_WHAT IS REQUIRED_.
Quote every line below exactly as it reads.

_MATERIALS PROVIDED_.
:::::

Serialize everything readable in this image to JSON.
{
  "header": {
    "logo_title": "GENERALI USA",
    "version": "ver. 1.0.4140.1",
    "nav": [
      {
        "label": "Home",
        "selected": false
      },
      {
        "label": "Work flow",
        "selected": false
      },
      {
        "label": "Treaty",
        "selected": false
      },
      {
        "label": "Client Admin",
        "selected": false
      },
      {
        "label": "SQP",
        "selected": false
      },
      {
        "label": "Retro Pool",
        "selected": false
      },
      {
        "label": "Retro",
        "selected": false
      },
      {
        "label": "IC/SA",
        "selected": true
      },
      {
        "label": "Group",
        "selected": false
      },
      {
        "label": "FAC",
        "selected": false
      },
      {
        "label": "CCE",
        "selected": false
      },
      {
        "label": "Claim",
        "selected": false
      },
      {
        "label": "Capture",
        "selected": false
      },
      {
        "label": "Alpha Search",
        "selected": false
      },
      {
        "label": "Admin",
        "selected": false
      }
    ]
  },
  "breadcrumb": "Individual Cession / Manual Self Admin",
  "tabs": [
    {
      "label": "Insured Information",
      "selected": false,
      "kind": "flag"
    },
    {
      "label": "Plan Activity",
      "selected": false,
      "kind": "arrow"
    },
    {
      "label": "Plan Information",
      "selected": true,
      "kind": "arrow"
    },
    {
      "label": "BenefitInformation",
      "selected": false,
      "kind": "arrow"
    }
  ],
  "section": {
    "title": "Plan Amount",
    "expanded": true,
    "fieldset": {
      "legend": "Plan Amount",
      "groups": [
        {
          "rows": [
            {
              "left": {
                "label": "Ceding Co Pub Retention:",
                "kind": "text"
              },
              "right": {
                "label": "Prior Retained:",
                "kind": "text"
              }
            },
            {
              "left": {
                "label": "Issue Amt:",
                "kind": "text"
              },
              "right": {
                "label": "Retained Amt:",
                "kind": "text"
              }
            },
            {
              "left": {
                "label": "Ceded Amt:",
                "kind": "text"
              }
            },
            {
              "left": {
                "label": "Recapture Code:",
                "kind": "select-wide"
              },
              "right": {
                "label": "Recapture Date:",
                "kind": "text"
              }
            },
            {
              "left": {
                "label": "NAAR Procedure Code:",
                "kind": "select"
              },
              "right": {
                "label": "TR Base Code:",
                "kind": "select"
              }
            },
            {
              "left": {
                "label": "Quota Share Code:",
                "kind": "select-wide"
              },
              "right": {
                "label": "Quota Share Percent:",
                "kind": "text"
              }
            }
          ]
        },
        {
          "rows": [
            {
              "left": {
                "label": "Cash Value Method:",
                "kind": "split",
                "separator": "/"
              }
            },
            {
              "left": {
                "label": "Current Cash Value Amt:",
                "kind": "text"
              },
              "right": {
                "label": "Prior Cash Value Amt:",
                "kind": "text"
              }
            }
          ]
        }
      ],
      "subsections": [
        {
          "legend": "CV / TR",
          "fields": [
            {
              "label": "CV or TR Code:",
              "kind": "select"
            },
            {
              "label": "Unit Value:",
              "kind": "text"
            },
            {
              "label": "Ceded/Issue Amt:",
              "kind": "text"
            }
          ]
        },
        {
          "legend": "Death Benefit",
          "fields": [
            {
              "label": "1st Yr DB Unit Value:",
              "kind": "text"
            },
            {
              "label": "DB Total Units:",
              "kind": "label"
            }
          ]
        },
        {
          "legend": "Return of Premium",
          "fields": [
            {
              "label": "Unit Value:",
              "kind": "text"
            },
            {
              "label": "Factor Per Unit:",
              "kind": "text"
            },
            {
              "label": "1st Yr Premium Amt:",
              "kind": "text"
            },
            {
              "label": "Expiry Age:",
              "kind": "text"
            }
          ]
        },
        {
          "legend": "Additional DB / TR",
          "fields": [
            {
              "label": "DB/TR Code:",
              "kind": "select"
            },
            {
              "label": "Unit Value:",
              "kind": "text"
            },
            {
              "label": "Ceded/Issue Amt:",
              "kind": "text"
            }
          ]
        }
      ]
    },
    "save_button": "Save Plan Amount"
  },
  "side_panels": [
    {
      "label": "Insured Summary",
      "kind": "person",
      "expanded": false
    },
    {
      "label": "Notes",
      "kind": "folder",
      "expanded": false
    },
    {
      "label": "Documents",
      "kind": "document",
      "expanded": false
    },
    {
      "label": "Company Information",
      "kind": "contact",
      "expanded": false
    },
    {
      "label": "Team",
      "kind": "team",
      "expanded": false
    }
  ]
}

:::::

_ANSWER TO THE PROBLEM_.
Serialize everything readable in this image to JSON.
{
  "header": {
    "logo_title": "GENERALI USA",
    "version": "ver. 1.0.4140.1",
    "nav": [
      {
        "label": "Home",
        "selected": false
      },
      {
        "label": "Work flow",
        "selected": false
      },
      {
        "label": "Treaty",
        "selected": false
      },
      {
        "label": "Client Admin",
        "selected": false
      },
      {
        "label": "SQP",
        "selected": false
      },
      {
        "label": "Retro Pool",
        "selected": false
      },
      {
        "label": "Retro",
        "selected": false
      },
      {
        "label": "IC/SA",
        "selected": true
      },
      {
        "label": "Group",
        "selected": false
      },
      {
        "label": "FAC",
        "selected": false
      },
      {
        "label": "CCE",
        "selected": false
      },
      {
        "label": "Claim",
        "selected": false
      },
      {
        "label": "Capture",
        "selected": false
      },
      {
        "label": "Alpha Search",
        "selected": false
      },
      {
        "label": "Admin",
        "selected": false
      }
    ]
  },
  "breadcrumb": "Individual Cession / Manual Self Admin",
  "tabs": [
    {
      "label": "Insured Information",
      "selected": false,
      "kind": "flag"
    },
    {
      "label": "Plan Activity",
      "selected": false,
      "kind": "arrow"
    },
    {
      "label": "Plan Information",
      "selected": true,
      "kind": "arrow"
    },
    {
      "label": "BenefitInformation",
      "selected": false,
      "kind": "arrow"
    }
  ],
  "section": {
    "title": "Plan Amount",
    "expanded": true,
    "fieldset": {
      "legend": "Plan Amount",
      "groups": [
        {
          "rows": [
            {
              "left": {
                "label": "Ceding Co Pub Retention:",
                "kind": "text"
              },
              "right": {
                "label": "Prior Retained:",
                "kind": "text"
              }
            },
            {
              "left": {
                "label": "Issue Amt:",
                "kind": "text"
              },
              "right": {
                "label": "Retained Amt:",
                "kind": "text"
              }
            },
            {
              "left": {
                "label": "Ceded Amt:",
                "kind": "text"
              }
            },
            {
              "left": {
                "label": "Recapture Code:",
                "kind": "select-wide"
              },
              "right": {
                "label": "Recapture Date:",
                "kind": "text"
              }
            },
            {
              "left": {
                "label": "NAAR Procedure Code:",
                "kind": "select"
              },
              "right": {
                "label": "TR Base Code:",
                "kind": "select"
              }
            },
            {
              "left": {
                "label": "Quota Share Code:",
                "kind": "select-wide"
              },
              "right": {
                "label": "Quota Share Percent:",
                "kind": "text"
              }
            }
          ]
        },
        {
          "rows": [
            {
              "left": {
                "label": "Cash Value Method:",
                "kind": "split",
                "separator": "/"
              }
            },
            {
              "left": {
                "label": "Current Cash Value Amt:",
                "kind": "text"
              },
              "right": {
                "label": "Prior Cash Value Amt:",
                "kind": "text"
              }
            }
          ]
        }
      ],
      "subsections": [
        {
          "legend": "CV / TR",
          "fields": [
            {
              "label": "CV or TR Code:",
              "kind": "select"
            },
            {
              "label": "Unit Value:",
              "kind": "text"
            },
            {
              "label": "Ceded/Issue Amt:",
              "kind": "text"
            }
          ]
        },
        {
          "legend": "Death Benefit",
          "fields": [
            {
              "label": "1st Yr DB Unit Value:",
              "kind": "text"
            },
            {
              "label": "DB Total Units:",
              "kind": "label"
            }
          ]
        },
        {
          "legend": "Return of Premium",
          "fields": [
            {
              "label": "Unit Value:",
              "kind": "text"
            },
            {
              "label": "Factor Per Unit:",
              "kind": "text"
            },
            {
              "label": "1st Yr Premium Amt:",
              "kind": "text"
            },
            {
              "label": "Expiry Age:",
              "kind": "text"
            }
          ]
        },
        {
          "legend": "Additional DB / TR",
          "fields": [
            {
              "label": "DB/TR Code:",
              "kind": "select"
            },
            {
              "label": "Unit Value:",
              "kind": "text"
            },
            {
              "label": "Ceded/Issue Amt:",
              "kind": "text"
            }
          ]
        }
      ]
    },
    "save_button": "Save Plan Amount"
  },
  "side_panels": [
    {
      "label": "Insured Summary",
      "kind": "person",
      "expanded": false
    },
    {
      "label": "Notes",
      "kind": "folder",
      "expanded": false
    },
    {
      "label": "Documents",
      "kind": "document",
      "expanded": false
    },
    {
      "label": "Company Information",
      "kind": "contact",
      "expanded": false
    },
    {
      "label": "Team",
      "kind": "team",
      "expanded": false
    }
  ]
}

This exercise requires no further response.